The South Azerbaijanis have a compelling case for independence. In the mid-1940s, under the leadership of Communist President Ja’far Pishevari, the South Azerbaijanis enjoyed a brief period of independence, where democratic governance flourished after removing the Shah’s tyranny. They accomplished more in that one year than the Iranian government had done in the previous twenty years: Pishevari’s government paved roads, inaugurated the State University of Tabriz, and established many secondary schools, a national theater, a national philharmonic, and numerous libraries. South Azerbaijanis today look back yearningly at the year 1945 and want to see their nation be free again.
By all accounts, South Azerbaijanis are not the same as Persians. They don’t speak the same language and don’t share the same history or culture. Their country was not supposed to be part of Iran. Following the First World War, the people of South and North Azerbaijan demanded independence. In 1920, Sheikh Mohammed Khiyabani, a Shia cleric, together with the Azerbaijan Democratic Party, rebelled against the central government in Tehran but were brutally suppressed and Khiyabani, a gifted orator and a democratic idealist, was killed.
Prominent Middle East scholar Dr. Mordechai Kedar believes “every country in the world that supports freedom should support South Azerbaijani independence. The Azeris were occupied by the Persians and forced into the Iranian Empire but kept their national identity, language, culture, food, and every other aspect of nationhood. Just like their brethren in the north that were liberated from the Soviets, these Azerbaijanis should also be liberated from the Iranian yoke. They have been under Persian occupation for too long.”

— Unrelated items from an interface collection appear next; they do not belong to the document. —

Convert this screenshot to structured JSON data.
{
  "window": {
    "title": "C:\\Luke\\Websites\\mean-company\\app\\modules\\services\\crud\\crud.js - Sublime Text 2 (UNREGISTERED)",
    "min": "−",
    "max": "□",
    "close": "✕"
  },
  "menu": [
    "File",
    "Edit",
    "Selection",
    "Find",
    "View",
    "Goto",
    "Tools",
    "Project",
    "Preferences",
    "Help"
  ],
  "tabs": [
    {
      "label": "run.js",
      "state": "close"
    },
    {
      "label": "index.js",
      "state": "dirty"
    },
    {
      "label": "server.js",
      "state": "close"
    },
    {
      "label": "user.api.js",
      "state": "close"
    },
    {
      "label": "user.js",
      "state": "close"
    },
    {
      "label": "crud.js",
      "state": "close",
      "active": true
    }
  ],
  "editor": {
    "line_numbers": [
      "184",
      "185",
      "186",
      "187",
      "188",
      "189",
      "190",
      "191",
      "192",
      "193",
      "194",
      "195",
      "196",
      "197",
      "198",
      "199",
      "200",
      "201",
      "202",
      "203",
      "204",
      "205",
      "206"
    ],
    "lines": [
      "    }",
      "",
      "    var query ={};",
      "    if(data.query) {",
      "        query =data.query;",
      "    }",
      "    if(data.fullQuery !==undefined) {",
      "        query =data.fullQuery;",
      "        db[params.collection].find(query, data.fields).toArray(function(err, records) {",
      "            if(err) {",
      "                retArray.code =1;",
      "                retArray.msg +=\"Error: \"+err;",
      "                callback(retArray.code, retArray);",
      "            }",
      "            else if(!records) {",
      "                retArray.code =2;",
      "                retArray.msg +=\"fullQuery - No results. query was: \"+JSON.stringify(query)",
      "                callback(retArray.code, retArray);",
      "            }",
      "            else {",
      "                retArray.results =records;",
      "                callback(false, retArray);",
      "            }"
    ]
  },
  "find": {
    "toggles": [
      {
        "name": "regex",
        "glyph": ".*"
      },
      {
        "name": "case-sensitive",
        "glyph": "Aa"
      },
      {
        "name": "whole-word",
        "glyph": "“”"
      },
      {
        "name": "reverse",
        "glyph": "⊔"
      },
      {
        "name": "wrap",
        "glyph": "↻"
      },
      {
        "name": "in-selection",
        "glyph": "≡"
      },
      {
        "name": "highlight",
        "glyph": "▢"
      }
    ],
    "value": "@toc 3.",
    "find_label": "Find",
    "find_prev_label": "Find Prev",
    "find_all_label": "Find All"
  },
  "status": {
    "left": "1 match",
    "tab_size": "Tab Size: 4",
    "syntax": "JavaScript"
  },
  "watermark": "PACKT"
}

“Iran will be fragmented,” Dr. Kedar predicts. “It is only a matter of time – and casualties, unfortunately.”